## Directions:
What lines in the listing include "JSON"? Return a copy of each.

## Excerpted records:

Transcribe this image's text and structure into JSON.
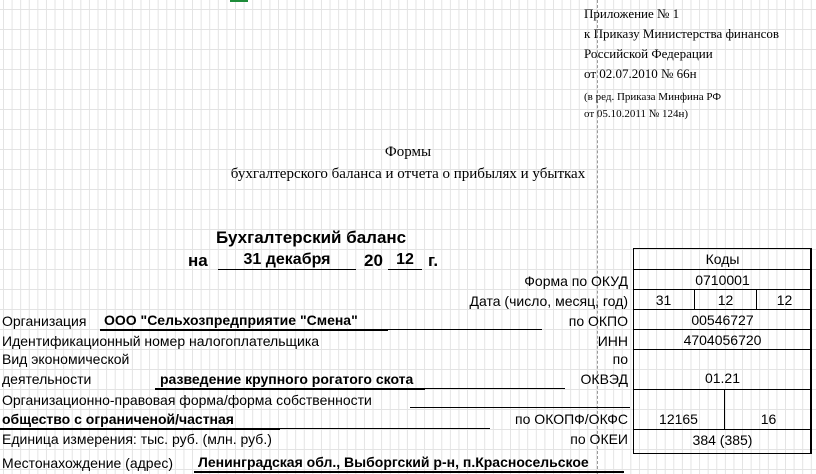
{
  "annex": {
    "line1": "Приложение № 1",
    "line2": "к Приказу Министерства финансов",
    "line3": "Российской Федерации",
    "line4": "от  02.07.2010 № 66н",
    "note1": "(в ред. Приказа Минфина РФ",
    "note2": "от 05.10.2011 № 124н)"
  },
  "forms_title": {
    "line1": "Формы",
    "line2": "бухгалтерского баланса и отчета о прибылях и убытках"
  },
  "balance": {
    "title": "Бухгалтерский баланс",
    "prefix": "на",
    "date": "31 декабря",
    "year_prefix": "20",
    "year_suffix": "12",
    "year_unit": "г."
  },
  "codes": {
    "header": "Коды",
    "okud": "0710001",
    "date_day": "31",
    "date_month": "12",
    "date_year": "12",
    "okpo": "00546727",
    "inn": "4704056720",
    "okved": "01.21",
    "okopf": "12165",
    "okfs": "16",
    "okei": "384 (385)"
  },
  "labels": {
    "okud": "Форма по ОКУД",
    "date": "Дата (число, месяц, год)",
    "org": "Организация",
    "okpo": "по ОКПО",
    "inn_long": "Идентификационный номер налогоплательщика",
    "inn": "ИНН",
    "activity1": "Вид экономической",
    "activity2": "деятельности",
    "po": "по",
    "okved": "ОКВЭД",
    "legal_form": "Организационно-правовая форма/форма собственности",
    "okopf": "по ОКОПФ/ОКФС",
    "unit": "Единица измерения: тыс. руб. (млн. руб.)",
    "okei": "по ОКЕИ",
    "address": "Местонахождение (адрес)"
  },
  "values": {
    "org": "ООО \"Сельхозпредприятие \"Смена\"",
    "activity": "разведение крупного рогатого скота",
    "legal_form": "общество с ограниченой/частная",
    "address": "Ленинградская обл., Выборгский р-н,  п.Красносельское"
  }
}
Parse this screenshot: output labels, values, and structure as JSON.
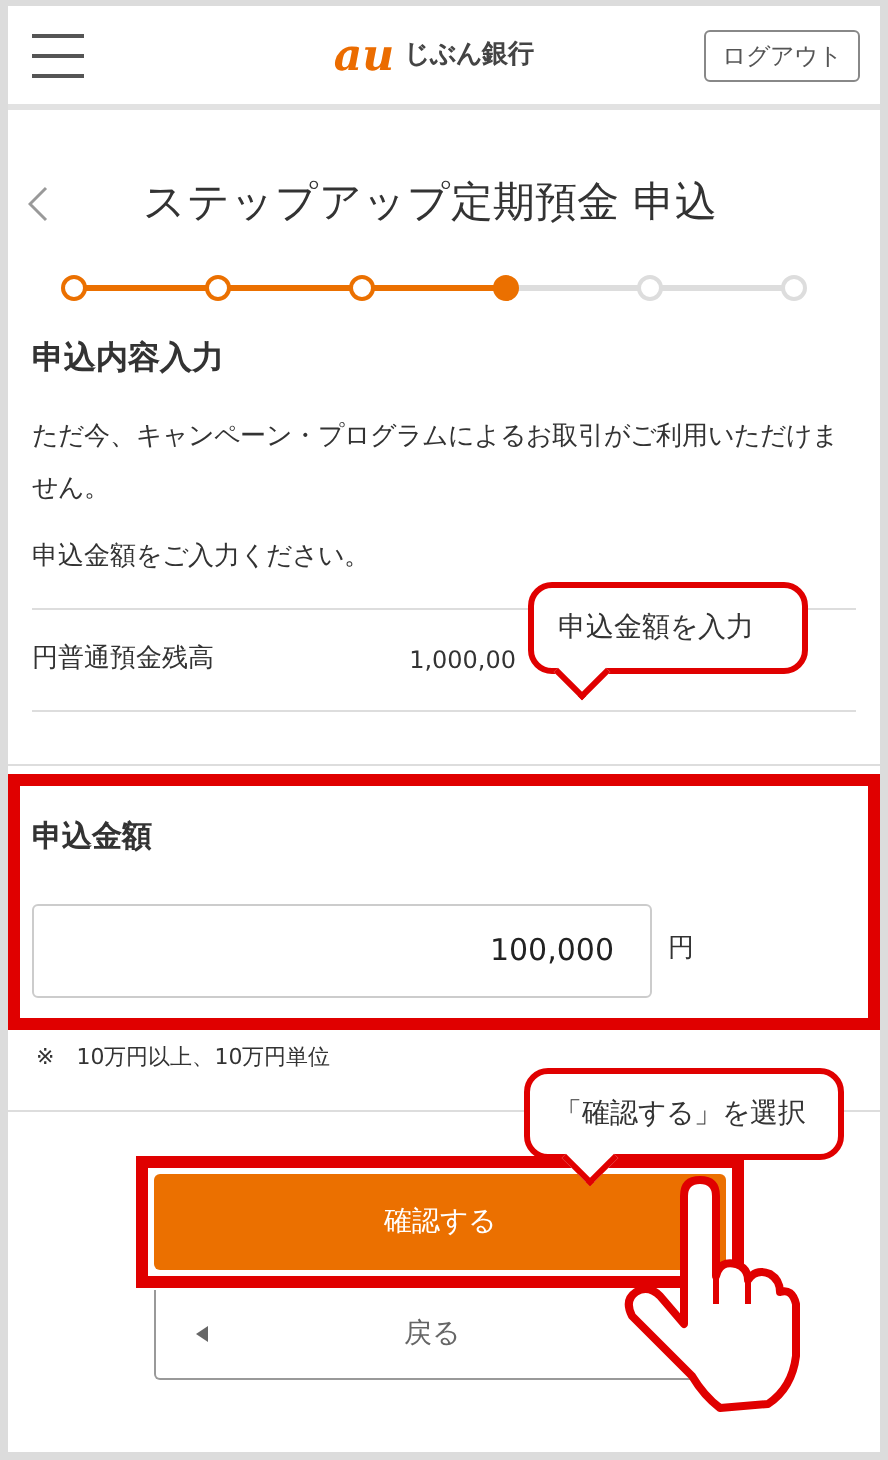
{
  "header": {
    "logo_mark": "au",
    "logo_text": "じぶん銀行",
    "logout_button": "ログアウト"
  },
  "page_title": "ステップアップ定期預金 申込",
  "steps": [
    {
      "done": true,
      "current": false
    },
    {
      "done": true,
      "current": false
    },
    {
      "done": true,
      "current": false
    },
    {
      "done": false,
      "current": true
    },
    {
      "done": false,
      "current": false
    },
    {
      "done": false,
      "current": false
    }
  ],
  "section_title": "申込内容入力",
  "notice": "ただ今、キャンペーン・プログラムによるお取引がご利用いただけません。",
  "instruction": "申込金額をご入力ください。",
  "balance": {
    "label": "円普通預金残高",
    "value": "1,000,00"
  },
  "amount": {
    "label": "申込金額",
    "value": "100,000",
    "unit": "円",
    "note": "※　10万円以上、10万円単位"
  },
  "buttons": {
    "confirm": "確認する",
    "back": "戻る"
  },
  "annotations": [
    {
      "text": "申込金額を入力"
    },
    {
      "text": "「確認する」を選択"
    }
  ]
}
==
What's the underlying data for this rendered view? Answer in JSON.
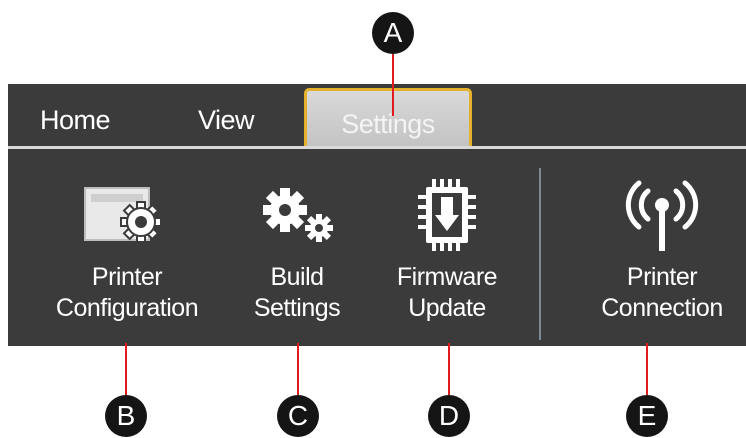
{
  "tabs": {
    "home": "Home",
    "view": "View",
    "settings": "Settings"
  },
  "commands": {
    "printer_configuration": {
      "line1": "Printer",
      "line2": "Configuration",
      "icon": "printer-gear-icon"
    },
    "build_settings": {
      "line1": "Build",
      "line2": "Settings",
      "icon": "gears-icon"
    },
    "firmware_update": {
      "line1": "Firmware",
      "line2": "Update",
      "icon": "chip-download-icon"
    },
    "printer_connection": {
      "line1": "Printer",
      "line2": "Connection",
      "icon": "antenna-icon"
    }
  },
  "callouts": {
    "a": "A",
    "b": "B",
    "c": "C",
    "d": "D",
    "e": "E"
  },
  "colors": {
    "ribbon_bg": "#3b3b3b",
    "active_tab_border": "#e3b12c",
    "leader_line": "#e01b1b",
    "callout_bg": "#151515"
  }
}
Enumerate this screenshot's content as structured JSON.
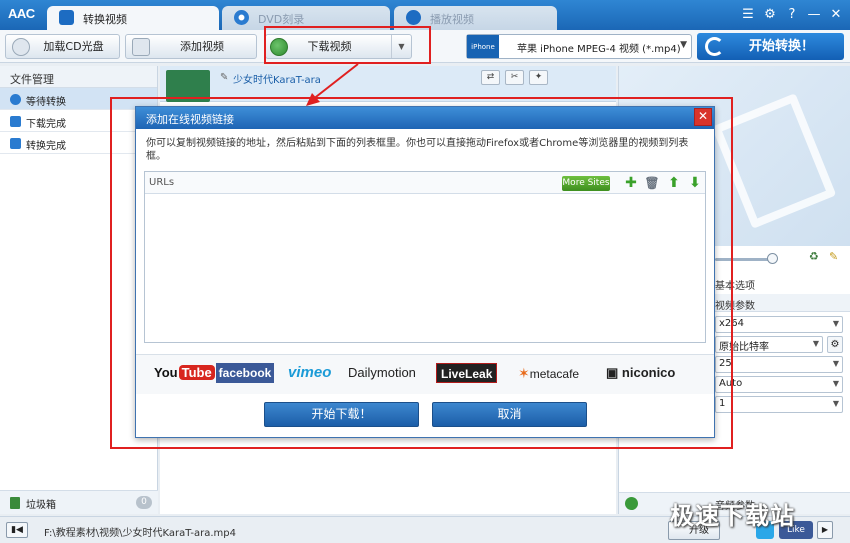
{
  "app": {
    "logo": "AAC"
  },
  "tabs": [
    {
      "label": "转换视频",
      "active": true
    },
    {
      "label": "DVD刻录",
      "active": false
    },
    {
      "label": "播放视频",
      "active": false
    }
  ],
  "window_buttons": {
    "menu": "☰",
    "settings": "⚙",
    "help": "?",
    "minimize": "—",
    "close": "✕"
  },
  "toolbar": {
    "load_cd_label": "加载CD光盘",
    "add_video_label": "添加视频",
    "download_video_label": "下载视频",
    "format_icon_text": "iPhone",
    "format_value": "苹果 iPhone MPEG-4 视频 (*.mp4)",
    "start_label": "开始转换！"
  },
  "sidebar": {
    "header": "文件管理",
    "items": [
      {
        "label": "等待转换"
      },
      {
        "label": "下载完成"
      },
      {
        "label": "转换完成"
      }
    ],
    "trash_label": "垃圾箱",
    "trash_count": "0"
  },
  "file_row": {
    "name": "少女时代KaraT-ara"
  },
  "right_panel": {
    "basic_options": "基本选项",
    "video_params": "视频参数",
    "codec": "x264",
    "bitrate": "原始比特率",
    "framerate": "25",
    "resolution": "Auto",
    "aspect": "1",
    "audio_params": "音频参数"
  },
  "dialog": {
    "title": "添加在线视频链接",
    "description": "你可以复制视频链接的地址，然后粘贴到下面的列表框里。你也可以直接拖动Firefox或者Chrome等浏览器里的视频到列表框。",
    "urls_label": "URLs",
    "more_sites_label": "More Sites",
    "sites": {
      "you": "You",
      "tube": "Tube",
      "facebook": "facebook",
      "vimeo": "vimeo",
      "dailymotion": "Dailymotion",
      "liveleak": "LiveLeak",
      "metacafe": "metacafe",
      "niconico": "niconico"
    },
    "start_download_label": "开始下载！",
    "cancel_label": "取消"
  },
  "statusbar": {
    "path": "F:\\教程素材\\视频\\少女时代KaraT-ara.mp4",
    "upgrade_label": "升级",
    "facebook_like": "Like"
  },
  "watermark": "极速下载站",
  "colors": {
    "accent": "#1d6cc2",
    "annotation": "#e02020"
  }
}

## Exercise answer:
Transcribe this image's text and structure into JSON.
Parse this screenshot: output labels, values, and structure as JSON.
What's the underlying data for this rendered view? Answer in JSON.
Enumerate this screenshot's content as structured JSON.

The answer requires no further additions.